Can you explain to me why in the Packers game Alshon Jeffrey was called three times for pass interference and in the Cardinals game Patrick Peterson was holding Marshall and nothing was called? Do certain referee crews have reputations for calling pass interference and others don't? Do the Bears know who the crew will be before the game and can they adjust their play accordingly? Jim, Elmhurst
I can’t recall ever seeing a wide receiver called three times for pass interference in one game. But I could understand why each call was made. There is no question pass interference is a subjective call. Some officials are more liberal with how they interpret it than others. Coaches on every team have files on each official, and they have a feel for how they think it will be called going into each game. What teams hope for is that a crew is consistent with its calls throughout the course of a game, so pass interference for one defense is the same for another defense. But it will vary from game to game and crew to crew.
When was the last time the Bears had a top-10 offense? @twnz6, from Twitter
The last time the Bears ranked in the top 10 in offensive yards was 1999, but that wasn’t very pretty. Gary Crowton led an offense run by Shane Matthews and Cade McNown to 5,523 yards, eight most in the league. The big producers on that team were wide receiver Marcus Robinson and running back Curtis Enis. It is worth noting that the Bears have finished in the top 10 in points scored more recently. In 2006, the NFC champion Bears scored more points than every team in football except one.
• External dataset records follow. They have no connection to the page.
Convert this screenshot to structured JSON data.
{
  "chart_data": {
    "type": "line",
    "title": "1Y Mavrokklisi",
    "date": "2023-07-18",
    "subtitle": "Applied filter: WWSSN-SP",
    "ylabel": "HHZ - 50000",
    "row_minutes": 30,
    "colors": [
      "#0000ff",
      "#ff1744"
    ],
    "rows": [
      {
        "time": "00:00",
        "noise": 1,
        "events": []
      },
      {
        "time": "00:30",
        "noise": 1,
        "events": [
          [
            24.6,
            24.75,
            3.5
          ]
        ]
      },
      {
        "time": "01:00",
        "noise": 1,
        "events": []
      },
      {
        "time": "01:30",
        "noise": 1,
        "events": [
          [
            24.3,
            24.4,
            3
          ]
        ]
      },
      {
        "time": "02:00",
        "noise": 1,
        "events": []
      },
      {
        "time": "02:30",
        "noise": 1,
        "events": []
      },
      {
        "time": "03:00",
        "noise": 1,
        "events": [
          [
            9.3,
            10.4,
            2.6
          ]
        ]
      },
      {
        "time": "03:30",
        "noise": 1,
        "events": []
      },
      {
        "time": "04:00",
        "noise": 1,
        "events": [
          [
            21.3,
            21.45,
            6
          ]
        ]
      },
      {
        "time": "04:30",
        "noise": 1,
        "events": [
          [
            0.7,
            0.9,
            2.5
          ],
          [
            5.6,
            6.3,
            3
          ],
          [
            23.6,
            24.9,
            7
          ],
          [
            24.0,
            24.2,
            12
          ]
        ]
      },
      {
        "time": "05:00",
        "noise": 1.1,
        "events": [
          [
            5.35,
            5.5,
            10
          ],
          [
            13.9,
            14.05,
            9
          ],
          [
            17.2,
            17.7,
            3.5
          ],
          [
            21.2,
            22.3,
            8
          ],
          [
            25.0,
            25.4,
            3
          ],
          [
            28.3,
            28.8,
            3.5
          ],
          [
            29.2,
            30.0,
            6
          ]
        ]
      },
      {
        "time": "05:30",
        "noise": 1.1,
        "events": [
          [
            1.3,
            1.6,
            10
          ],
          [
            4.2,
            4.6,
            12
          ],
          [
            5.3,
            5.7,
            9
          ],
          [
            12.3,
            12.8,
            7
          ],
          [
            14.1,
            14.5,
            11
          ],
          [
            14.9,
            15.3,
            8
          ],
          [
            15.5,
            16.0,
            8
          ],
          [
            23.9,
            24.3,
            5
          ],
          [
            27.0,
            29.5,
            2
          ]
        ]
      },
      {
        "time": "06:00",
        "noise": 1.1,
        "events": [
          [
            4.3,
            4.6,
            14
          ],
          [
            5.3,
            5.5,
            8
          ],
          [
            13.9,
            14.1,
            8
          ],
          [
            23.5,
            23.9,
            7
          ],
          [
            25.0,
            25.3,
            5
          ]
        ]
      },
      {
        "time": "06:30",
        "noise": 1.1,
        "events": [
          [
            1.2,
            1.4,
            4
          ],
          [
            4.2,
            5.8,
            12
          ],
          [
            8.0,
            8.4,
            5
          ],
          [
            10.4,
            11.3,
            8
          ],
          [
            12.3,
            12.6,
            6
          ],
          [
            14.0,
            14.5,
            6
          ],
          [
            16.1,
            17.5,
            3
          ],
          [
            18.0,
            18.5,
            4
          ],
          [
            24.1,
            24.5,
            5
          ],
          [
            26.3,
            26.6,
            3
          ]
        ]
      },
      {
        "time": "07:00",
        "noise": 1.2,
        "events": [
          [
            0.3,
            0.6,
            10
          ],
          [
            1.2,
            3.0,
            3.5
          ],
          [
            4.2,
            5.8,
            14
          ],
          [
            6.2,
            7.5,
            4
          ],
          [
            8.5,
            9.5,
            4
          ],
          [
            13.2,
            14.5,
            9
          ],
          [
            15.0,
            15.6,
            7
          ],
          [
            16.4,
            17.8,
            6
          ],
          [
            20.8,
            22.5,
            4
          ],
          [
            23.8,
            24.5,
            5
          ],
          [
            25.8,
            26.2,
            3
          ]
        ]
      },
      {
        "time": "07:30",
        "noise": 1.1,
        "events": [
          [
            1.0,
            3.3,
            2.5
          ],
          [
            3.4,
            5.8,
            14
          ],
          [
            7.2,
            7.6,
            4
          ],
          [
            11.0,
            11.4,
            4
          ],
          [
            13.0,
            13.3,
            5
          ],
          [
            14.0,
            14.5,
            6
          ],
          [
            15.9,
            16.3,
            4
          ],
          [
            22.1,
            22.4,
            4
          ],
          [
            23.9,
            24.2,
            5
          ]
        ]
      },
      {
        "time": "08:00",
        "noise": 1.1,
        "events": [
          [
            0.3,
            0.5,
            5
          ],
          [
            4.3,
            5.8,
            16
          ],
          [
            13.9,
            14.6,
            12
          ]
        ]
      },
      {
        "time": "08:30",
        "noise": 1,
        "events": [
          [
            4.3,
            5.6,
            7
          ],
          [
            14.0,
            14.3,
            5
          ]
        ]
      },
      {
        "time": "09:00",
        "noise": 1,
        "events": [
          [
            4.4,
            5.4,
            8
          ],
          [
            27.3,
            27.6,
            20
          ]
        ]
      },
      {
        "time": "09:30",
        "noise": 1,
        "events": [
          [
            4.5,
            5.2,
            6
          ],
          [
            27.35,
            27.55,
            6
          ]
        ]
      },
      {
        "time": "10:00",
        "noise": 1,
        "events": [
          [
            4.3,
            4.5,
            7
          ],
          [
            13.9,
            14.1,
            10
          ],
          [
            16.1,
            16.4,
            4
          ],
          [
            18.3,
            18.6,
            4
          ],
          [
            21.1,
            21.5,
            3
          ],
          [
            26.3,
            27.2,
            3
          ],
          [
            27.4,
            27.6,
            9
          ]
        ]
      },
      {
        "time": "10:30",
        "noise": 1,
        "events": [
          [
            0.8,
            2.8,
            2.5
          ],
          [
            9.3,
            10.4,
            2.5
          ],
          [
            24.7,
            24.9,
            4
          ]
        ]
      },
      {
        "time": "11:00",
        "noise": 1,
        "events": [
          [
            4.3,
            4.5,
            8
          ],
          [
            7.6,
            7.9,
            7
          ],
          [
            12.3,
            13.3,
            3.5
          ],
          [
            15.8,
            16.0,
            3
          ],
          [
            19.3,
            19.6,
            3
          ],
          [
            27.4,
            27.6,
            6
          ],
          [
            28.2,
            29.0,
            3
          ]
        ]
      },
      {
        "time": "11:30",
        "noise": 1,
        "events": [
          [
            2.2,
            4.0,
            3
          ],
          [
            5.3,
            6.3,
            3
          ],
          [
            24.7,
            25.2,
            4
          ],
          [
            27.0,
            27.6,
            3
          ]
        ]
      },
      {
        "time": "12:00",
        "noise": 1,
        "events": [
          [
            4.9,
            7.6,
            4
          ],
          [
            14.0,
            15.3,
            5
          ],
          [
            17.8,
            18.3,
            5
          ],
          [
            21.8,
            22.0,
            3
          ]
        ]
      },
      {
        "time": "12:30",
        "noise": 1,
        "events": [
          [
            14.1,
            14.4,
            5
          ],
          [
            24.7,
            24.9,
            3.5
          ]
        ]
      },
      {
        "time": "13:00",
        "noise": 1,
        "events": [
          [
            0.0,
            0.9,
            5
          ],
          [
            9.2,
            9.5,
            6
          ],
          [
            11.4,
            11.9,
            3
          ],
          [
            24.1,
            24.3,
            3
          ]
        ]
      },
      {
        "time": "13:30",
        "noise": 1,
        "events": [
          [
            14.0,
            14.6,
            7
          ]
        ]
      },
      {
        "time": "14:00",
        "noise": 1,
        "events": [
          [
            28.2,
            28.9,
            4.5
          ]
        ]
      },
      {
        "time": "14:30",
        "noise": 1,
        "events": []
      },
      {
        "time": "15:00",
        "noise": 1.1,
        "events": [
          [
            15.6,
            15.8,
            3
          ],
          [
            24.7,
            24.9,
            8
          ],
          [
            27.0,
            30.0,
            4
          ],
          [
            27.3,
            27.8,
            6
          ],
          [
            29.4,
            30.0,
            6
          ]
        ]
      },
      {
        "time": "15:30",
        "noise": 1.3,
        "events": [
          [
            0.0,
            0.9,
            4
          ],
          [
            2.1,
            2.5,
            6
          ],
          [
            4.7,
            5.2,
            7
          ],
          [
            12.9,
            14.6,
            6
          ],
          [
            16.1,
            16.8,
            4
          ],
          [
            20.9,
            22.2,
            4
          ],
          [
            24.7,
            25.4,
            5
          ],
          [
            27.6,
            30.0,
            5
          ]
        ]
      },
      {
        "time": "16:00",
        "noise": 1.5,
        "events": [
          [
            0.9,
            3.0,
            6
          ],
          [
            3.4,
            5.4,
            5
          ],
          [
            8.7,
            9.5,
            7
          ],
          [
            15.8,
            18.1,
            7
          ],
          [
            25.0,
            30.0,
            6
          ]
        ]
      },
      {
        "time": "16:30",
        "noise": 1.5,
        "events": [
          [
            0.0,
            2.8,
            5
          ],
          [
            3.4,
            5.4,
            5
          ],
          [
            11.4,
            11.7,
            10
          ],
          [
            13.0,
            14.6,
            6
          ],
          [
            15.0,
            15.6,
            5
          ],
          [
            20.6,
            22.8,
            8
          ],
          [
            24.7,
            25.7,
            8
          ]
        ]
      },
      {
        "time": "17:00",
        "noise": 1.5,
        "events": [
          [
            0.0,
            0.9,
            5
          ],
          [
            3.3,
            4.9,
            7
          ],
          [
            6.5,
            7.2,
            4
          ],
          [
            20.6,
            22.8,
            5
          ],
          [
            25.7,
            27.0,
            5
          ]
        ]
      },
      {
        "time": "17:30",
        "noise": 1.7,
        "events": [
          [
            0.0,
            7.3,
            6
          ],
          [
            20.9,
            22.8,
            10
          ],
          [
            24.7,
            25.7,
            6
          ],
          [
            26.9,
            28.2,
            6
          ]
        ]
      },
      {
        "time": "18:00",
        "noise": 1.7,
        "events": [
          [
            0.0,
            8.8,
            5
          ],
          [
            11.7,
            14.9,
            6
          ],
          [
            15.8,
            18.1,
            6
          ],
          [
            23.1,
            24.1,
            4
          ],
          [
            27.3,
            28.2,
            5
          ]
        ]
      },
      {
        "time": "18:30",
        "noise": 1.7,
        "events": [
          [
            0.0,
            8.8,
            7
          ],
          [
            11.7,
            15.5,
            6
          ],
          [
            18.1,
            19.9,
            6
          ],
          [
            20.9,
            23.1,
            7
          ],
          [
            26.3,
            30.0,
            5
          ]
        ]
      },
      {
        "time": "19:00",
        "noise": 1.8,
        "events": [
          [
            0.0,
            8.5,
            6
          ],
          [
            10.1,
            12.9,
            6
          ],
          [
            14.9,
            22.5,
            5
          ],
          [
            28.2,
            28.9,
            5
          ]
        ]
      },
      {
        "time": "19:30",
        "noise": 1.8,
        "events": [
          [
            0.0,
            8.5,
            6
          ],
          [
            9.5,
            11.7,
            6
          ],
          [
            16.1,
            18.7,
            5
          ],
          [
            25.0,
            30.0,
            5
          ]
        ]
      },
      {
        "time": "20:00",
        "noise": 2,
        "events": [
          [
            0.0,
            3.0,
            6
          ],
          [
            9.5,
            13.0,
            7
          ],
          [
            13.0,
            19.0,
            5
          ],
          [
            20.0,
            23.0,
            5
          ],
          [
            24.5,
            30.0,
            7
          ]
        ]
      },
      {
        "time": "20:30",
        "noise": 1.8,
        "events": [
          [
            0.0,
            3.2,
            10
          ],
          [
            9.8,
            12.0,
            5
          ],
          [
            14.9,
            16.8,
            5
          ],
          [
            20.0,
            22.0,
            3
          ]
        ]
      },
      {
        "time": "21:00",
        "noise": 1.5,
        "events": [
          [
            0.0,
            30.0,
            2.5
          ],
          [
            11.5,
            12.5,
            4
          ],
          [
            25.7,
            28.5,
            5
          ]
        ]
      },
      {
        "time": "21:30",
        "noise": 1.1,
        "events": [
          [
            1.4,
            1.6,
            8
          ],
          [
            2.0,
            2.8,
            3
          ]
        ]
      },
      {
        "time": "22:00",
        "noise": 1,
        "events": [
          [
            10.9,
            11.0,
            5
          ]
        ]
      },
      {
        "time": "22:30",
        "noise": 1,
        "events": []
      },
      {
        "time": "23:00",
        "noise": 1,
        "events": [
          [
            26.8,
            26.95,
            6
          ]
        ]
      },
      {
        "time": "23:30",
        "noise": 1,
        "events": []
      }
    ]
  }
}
Everyone is tying Brian Urlacher's tenure with the Bears to Lovie's. What say you to the idea that, should Lovie go, almost any other defensive scheme that could be implemented would have Urlacher running less, and therefore extend his career? London Fletcher seems to be doing fine. Just can't see how 54 is over the hill. Scott, New York
Interesting theory, Scott. It seems the Bears don’t ask Urlacher to run as much as they once did. It’s possible he would be better in another system, but part of what makes him good is his knowledge of the system he’s in. Urlacher has some flexibility to play in different schemes. I’m not sure he would fit some 3-4 fronts well, but I think he can continue to play in almost any style of 4-3 defense. But regardless of scheme, it’s rare for a linebacker to continue to excel in his late 30s, as the 37-year old Fletcher has done.